━━━ ENTRIES SHOWN

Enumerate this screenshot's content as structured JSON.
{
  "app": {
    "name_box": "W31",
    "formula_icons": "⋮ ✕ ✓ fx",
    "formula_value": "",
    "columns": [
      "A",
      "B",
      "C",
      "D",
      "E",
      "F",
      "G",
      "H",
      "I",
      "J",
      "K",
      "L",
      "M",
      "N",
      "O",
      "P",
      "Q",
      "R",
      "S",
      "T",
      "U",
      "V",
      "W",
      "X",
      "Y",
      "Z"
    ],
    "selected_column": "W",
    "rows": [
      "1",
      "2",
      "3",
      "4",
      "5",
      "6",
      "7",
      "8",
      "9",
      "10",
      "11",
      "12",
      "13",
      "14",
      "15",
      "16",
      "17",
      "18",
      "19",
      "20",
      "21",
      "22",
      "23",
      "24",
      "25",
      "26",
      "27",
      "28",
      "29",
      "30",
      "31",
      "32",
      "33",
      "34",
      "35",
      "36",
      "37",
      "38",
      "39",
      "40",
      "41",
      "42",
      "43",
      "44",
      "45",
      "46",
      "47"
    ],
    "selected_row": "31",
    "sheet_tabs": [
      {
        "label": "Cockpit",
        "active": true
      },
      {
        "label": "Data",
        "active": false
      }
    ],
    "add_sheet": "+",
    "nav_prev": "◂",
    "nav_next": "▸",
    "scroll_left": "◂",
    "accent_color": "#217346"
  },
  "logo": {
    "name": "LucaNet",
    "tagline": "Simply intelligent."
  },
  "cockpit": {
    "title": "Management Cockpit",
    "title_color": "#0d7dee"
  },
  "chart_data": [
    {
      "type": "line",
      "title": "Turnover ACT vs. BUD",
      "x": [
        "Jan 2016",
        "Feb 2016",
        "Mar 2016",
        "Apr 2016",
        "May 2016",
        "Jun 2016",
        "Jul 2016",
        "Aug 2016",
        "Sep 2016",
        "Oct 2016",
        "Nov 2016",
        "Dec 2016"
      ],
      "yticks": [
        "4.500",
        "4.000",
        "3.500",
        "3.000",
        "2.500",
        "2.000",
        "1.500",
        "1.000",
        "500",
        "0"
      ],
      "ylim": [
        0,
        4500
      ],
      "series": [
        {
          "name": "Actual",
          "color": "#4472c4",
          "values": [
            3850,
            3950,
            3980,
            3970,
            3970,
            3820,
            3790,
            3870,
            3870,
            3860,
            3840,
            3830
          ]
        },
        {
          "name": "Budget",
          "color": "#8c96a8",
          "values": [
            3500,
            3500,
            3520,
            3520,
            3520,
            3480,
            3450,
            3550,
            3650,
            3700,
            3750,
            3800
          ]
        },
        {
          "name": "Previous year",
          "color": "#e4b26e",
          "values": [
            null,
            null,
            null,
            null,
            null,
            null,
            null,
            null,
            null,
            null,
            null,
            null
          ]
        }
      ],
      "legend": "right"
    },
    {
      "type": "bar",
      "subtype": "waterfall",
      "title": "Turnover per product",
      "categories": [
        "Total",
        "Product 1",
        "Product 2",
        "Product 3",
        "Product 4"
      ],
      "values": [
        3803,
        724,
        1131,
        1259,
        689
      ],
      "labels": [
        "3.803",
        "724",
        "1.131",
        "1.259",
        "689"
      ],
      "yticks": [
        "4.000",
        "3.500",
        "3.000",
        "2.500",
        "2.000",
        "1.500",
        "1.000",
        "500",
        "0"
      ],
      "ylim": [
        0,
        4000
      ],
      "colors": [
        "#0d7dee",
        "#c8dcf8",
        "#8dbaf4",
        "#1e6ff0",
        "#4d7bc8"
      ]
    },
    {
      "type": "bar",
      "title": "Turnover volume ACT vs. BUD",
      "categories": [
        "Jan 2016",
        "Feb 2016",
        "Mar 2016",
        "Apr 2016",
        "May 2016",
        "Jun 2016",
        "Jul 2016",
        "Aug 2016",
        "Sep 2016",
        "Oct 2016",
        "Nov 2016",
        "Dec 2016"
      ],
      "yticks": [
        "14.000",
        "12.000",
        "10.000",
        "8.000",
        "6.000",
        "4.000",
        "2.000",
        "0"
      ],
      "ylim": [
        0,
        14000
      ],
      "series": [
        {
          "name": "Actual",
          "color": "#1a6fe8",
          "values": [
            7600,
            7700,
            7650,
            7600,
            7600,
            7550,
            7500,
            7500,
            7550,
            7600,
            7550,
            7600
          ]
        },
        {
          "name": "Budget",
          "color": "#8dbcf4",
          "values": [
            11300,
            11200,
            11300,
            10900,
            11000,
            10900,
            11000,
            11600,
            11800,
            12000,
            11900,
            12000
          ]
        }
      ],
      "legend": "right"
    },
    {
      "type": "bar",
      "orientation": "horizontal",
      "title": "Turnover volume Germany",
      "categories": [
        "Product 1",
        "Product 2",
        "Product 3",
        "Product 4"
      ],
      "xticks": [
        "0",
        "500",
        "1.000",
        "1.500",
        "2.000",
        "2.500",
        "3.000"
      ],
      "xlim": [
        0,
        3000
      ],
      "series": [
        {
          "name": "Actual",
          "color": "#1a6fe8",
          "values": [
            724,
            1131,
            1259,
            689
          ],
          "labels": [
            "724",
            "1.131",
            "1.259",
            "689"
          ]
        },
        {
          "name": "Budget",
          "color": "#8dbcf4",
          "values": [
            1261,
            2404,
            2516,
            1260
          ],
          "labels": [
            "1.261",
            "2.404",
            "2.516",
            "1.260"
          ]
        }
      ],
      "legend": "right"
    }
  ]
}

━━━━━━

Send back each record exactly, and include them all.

Enumerate this screenshot's content as structured JSON.
{
  "app": {
    "name_box": "W31",
    "formula_icons": "⋮ ✕ ✓ fx",
    "formula_value": "",
    "columns": [
      "A",
      "B",
      "C",
      "D",
      "E",
      "F",
      "G",
      "H",
      "I",
      "J",
      "K",
      "L",
      "M",
      "N",
      "O",
      "P",
      "Q",
      "R",
      "S",
      "T",
      "U",
      "V",
      "W",
      "X",
      "Y",
      "Z"
    ],
    "selected_column": "W",
    "rows": [
      "1",
      "2",
      "3",
      "4",
      "5",
      "6",
      "7",
      "8",
      "9",
      "10",
      "11",
      "12",
      "13",
      "14",
      "15",
      "16",
      "17",
      "18",
      "19",
      "20",
      "21",
      "22",
      "23",
      "24",
      "25",
      "26",
      "27",
      "28",
      "29",
      "30",
      "31",
      "32",
      "33",
      "34",
      "35",
      "36",
      "37",
      "38",
      "39",
      "40",
      "41",
      "42",
      "43",
      "44",
      "45",
      "46",
      "47"
    ],
    "selected_row": "31",
    "sheet_tabs": [
      {
        "label": "Cockpit",
        "active": true
      },
      {
        "label": "Data",
        "active": false
      }
    ],
    "add_sheet": "+",
    "nav_prev": "◂",
    "nav_next": "▸",
    "scroll_left": "◂",
    "accent_color": "#217346"
  },
  "logo": {
    "name": "LucaNet",
    "tagline": "Simply intelligent."
  },
  "cockpit": {
    "title": "Management Cockpit",
    "title_color": "#0d7dee"
  },
  "chart_data": [
    {
      "type": "line",
      "title": "Turnover ACT vs. BUD",
      "x": [
        "Jan 2016",
        "Feb 2016",
        "Mar 2016",
        "Apr 2016",
        "May 2016",
        "Jun 2016",
        "Jul 2016",
        "Aug 2016",
        "Sep 2016",
        "Oct 2016",
        "Nov 2016",
        "Dec 2016"
      ],
      "yticks": [
        "4.500",
        "4.000",
        "3.500",
        "3.000",
        "2.500",
        "2.000",
        "1.500",
        "1.000",
        "500",
        "0"
      ],
      "ylim": [
        0,
        4500
      ],
      "series": [
        {
          "name": "Actual",
          "color": "#4472c4",
          "values": [
            3850,
            3950,
            3980,
            3970,
            3970,
            3820,
            3790,
            3870,
            3870,
            3860,
            3840,
            3830
          ]
        },
        {
          "name": "Budget",
          "color": "#8c96a8",
          "values": [
            3500,
            3500,
            3520,
            3520,
            3520,
            3480,
            3450,
            3550,
            3650,
            3700,
            3750,
            3800
          ]
        },
        {
          "name": "Previous year",
          "color": "#e4b26e",
          "values": [
            null,
            null,
            null,
            null,
            null,
            null,
            null,
            null,
            null,
            null,
            null,
            null
          ]
        }
      ],
      "legend": "right"
    },
    {
      "type": "bar",
      "subtype": "waterfall",
      "title": "Turnover per product",
      "categories": [
        "Total",
        "Product 1",
        "Product 2",
        "Product 3",
        "Product 4"
      ],
      "values": [
        3803,
        724,
        1131,
        1259,
        689
      ],
      "labels": [
        "3.803",
        "724",
        "1.131",
        "1.259",
        "689"
      ],
      "yticks": [
        "4.000",
        "3.500",
        "3.000",
        "2.500",
        "2.000",
        "1.500",
        "1.000",
        "500",
        "0"
      ],
      "ylim": [
        0,
        4000
      ],
      "colors": [
        "#0d7dee",
        "#c8dcf8",
        "#8dbaf4",
        "#1e6ff0",
        "#4d7bc8"
      ]
    },
    {
      "type": "bar",
      "title": "Turnover volume ACT vs. BUD",
      "categories": [
        "Jan 2016",
        "Feb 2016",
        "Mar 2016",
        "Apr 2016",
        "May 2016",
        "Jun 2016",
        "Jul 2016",
        "Aug 2016",
        "Sep 2016",
        "Oct 2016",
        "Nov 2016",
        "Dec 2016"
      ],
      "yticks": [
        "14.000",
        "12.000",
        "10.000",
        "8.000",
        "6.000",
        "4.000",
        "2.000",
        "0"
      ],
      "ylim": [
        0,
        14000
      ],
      "series": [
        {
          "name": "Actual",
          "color": "#1a6fe8",
          "values": [
            7600,
            7700,
            7650,
            7600,
            7600,
            7550,
            7500,
            7500,
            7550,
            7600,
            7550,
            7600
          ]
        },
        {
          "name": "Budget",
          "color": "#8dbcf4",
          "values": [
            11300,
            11200,
            11300,
            10900,
            11000,
            10900,
            11000,
            11600,
            11800,
            12000,
            11900,
            12000
          ]
        }
      ],
      "legend": "right"
    },
    {
      "type": "bar",
      "orientation": "horizontal",
      "title": "Turnover volume Germany",
      "categories": [
        "Product 1",
        "Product 2",
        "Product 3",
        "Product 4"
      ],
      "xticks": [
        "0",
        "500",
        "1.000",
        "1.500",
        "2.000",
        "2.500",
        "3.000"
      ],
      "xlim": [
        0,
        3000
      ],
      "series": [
        {
          "name": "Actual",
          "color": "#1a6fe8",
          "values": [
            724,
            1131,
            1259,
            689
          ],
          "labels": [
            "724",
            "1.131",
            "1.259",
            "689"
          ]
        },
        {
          "name": "Budget",
          "color": "#8dbcf4",
          "values": [
            1261,
            2404,
            2516,
            1260
          ],
          "labels": [
            "1.261",
            "2.404",
            "2.516",
            "1.260"
          ]
        }
      ],
      "legend": "right"
    }
  ]
}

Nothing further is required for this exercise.